Chicago Tribune transport columnist John Hilkevich is shocked—shocked!—this morning to find that Chicago parking tickets are up 26% this year:
The stepped-up enforcement contributed to a $7 million year-over-year increase in parking ticket revenue, which totaled $119.2 million from January through August, the Chicago Department of Revenue reported.
Fines assessed from tickets go to the city's nearly depleted general fund.
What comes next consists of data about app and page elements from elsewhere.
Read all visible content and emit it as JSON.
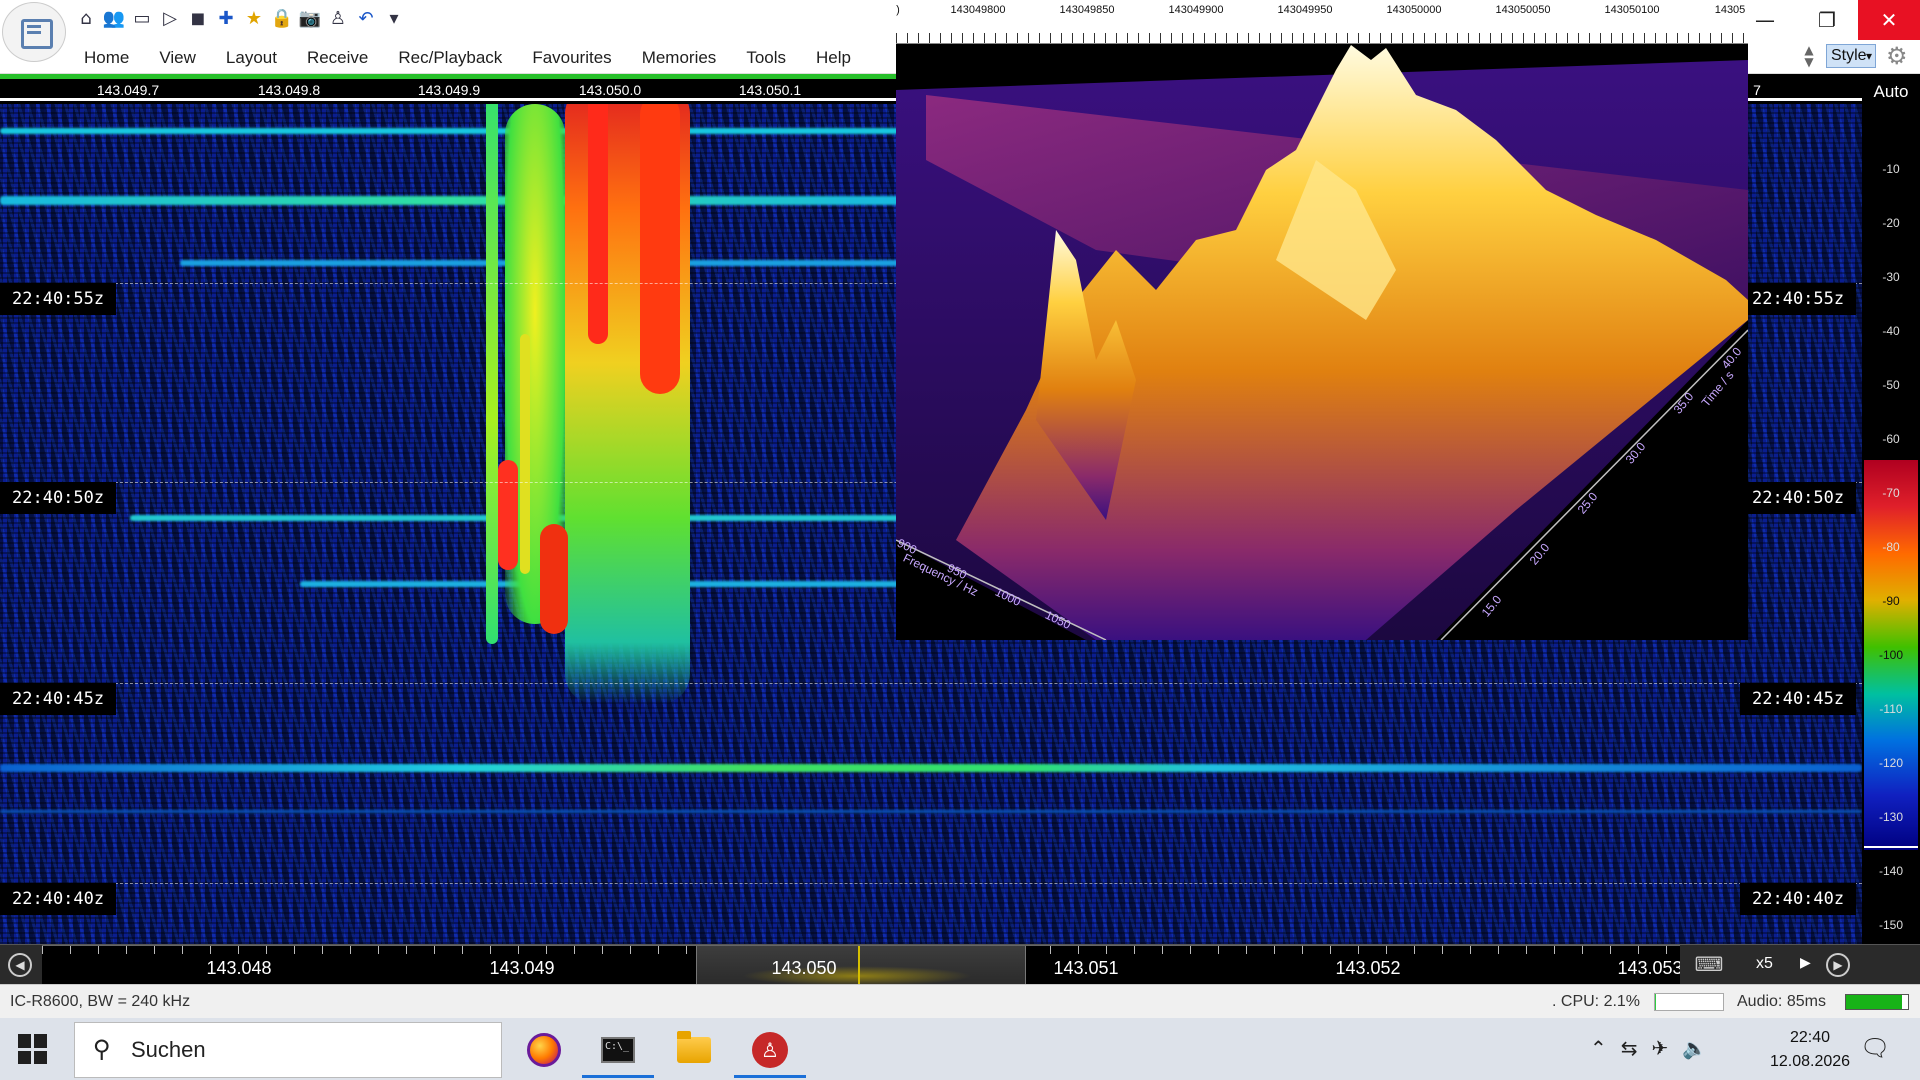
{
  "window": {
    "minimize_glyph": "—",
    "restore_glyph": "❐",
    "close_glyph": "✕"
  },
  "quick_access": [
    {
      "icon": "home-icon",
      "glyph": "⌂"
    },
    {
      "icon": "users-icon",
      "glyph": "👥"
    },
    {
      "icon": "folder-icon",
      "glyph": "▭"
    },
    {
      "icon": "play-icon",
      "glyph": "▷"
    },
    {
      "icon": "stop-icon",
      "glyph": "◼"
    },
    {
      "icon": "add-icon",
      "glyph": "✚"
    },
    {
      "icon": "star-icon",
      "glyph": "★"
    },
    {
      "icon": "lock-icon",
      "glyph": "🔒"
    },
    {
      "icon": "camera-icon",
      "glyph": "📷"
    },
    {
      "icon": "antenna-icon",
      "glyph": "♙"
    },
    {
      "icon": "undo-icon",
      "glyph": "↶"
    },
    {
      "icon": "more-icon",
      "glyph": "▾"
    }
  ],
  "menu": [
    "Home",
    "View",
    "Layout",
    "Receive",
    "Rec/Playback",
    "Favourites",
    "Memories",
    "Tools",
    "Help"
  ],
  "style_label": "Style",
  "top_freq_labels": [
    "143.049.7",
    "143.049.8",
    "143.049.9",
    "143.050.0",
    "143.050.1",
    "7"
  ],
  "plot3d": {
    "axis_ticks": [
      ")",
      "143049800",
      "143049850",
      "143049900",
      "143049950",
      "143050000",
      "143050050",
      "143050100",
      "14305"
    ],
    "freq_axis_label": "Frequency / Hz",
    "freq_ticks": [
      "900",
      "950",
      "1000",
      "1050"
    ],
    "time_axis_label": "Time / s",
    "time_ticks": [
      "15.0",
      "20.0",
      "25.0",
      "30.0",
      "35.0",
      "40.0"
    ]
  },
  "level_scale": {
    "mode": "Auto",
    "ticks": [
      "-10",
      "-20",
      "-30",
      "-40",
      "-50",
      "-60",
      "-70",
      "-80",
      "-90",
      "-100",
      "-110",
      "-120",
      "-130",
      "-140",
      "-150"
    ]
  },
  "time_markers": [
    "22:40:55z",
    "22:40:50z",
    "22:40:45z",
    "22:40:40z"
  ],
  "freq_bar": {
    "labels": [
      "143.048",
      "143.049",
      "143.050",
      "143.051",
      "143.052",
      "143.053"
    ],
    "zoom": "x5",
    "keyboard_icon": "⌨"
  },
  "status": {
    "device": "IC-R8600, BW = 240 kHz",
    "cpu": ". CPU: 2.1%",
    "cpu_fraction": 0.021,
    "audio": "Audio: 85ms",
    "audio_fraction": 0.9
  },
  "taskbar": {
    "search_placeholder": "Suchen",
    "time": "22:40",
    "date": "12.08.2026",
    "tray_icons": [
      "⌃",
      "⇆",
      "✈",
      "🔈"
    ]
  }
}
Revenue collected from a four-fold increase in parking rates this year is kept by Chicago Parking Meters LLC, which paid the city $1.15 billion as part of a 75-year lease to manage on-street parking.
The extra emphasis on enforcement may be contributing to an abundance of parking spaces in many parts of the city where finding street parking was previously luck of the draw.
The clampdown also is discouraging some suburbanites and others to limit their trips to the city.
Discouraging? No kidding. I'm in North Carolina this weekend, where I took advantage of a clothing sale I could have gone to at the same store in Chicago, because even N.C.'s 7.5% sales tax is better than downtown Chicago's 10.5%. (Maine was just too far to go for one suit.)
Mayor Daley fils has done some great things for Chicago, but the biggest things—privitization of public assets, unbelievable taxation, etc.—threaten his legacy. Perhaps now that we don't have the distraction of the 2016 Olympics anymore, he'll turn his energies toward making the city more financially livable again.